The Guardian hints darkly that the top investigator of Marseille, who had been called up to Lurs to handle the case, had a grudge against the Dominici clan: they belonged to rival political parties. Later writers would find that the investigator apparently lied about other evidence: footprints that clearly matched none of the victims, nor any of the Dominici men, were written off as unimportant. 

The dark twist

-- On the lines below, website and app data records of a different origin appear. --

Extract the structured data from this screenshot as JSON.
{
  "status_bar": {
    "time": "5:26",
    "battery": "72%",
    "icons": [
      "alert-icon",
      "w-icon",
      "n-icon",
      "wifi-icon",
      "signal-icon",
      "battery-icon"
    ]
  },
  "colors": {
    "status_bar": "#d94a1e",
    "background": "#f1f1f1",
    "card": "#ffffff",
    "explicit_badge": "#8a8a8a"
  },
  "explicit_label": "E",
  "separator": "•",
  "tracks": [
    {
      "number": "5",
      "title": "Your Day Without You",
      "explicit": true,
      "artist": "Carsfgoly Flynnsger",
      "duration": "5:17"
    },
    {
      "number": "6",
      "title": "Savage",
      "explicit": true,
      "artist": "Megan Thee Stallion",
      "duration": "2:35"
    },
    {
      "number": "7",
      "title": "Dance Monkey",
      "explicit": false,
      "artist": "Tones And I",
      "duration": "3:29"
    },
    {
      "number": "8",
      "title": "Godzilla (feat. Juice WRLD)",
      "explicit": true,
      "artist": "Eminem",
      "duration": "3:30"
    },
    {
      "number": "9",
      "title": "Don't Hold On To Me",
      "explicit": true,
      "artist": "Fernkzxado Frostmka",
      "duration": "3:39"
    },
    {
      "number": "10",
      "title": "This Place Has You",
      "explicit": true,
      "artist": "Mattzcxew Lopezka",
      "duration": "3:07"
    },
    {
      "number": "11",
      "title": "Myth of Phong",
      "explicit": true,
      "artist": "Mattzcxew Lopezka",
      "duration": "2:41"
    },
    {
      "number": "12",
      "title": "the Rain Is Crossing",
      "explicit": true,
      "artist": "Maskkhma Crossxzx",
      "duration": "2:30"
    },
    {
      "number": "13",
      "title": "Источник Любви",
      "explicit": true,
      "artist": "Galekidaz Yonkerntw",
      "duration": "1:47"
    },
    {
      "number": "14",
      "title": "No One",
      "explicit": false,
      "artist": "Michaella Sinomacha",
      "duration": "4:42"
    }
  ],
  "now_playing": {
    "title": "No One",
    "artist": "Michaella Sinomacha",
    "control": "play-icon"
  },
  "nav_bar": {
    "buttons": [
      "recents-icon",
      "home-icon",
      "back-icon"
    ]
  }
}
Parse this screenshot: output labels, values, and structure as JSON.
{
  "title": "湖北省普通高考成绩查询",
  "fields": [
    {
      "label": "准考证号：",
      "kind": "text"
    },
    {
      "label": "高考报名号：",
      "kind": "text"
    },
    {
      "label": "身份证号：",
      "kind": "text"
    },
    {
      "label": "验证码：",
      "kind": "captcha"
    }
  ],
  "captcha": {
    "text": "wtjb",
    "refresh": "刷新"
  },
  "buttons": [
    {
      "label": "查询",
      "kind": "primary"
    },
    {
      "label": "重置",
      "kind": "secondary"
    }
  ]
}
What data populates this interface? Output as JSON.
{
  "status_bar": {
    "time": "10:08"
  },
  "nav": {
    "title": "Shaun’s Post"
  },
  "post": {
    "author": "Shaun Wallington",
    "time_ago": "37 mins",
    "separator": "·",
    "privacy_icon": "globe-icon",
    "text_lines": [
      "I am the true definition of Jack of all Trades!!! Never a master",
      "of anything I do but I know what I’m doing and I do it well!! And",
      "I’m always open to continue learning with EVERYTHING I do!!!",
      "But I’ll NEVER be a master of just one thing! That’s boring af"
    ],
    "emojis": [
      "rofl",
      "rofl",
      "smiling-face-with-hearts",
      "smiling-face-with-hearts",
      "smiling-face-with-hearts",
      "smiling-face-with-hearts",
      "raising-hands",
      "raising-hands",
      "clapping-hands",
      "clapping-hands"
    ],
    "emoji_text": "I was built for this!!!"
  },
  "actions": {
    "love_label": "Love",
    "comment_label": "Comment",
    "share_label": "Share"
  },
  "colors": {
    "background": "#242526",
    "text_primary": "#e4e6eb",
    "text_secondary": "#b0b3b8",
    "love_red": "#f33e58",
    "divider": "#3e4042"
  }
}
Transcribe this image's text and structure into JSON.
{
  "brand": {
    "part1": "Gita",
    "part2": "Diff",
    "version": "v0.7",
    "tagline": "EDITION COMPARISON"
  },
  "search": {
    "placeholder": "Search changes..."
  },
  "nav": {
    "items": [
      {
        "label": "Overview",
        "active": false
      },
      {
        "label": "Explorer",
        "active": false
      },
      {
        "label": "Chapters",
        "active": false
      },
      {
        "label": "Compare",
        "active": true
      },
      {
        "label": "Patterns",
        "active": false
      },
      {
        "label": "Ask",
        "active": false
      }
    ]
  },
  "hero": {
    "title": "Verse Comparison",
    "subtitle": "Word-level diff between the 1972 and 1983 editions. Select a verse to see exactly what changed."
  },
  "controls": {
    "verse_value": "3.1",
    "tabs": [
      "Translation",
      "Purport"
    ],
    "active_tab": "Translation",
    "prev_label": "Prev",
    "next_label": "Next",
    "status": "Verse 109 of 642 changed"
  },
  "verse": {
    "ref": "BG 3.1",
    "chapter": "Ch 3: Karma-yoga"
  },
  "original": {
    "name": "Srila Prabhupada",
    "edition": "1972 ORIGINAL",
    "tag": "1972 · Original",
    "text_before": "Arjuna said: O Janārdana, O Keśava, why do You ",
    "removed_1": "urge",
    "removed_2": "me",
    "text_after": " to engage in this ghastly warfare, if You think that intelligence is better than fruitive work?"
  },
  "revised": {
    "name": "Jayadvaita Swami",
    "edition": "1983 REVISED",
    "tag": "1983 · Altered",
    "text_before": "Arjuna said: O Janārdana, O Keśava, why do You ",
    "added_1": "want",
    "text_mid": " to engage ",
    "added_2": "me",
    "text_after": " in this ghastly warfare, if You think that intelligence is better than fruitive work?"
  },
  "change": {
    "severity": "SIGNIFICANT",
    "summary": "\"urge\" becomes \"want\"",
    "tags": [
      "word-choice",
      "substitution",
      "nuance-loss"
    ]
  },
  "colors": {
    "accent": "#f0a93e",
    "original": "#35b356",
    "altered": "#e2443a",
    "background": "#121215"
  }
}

Amateur historians have found some tantalizing, and mysterious, evidence of something rotten in the heart of this case. Writer Raymond Badin, quoted by The Guardian, notes that Sir Jack had been to the village of Lurs three times before his fatal trip. There was a chemical factory near the town; Gizmodo connects the dots to implicate defoliants Agent Orange. According to what Badin told The Guardian, "Jack Drummond, we are almost certain, was a spy." But were he and his family killed by enemy spies?

William Reymond, who wrote a book with Gustave Domini's son Alain, claims to have found evidence for something far more sinister (via The Guardian). According to Reymond, a German criminal, serving time, claimed to have been hired by three shifty foreigners to drive them from West Germany to the south of France. He thought he was to be the getaway driver for a jewel heist. At a certain stretch of the road, early one morning, the three foreigners made him pull over. They got out and crept into the darkness. The man heard gunshots and screams. When they got back in, they told him they'd killed an English scientist. 

The German could describe the landscape of Lurs from memory, and declassified English intelligence documents show that he and three suspects, all linked vaguely with the Russian KGB, had all been arrested by 1965 for the murder of the Drummonds'. France refused to extradite them. If the Drummonds' murder goes unsolved, it is most likely because someone wanted it that way.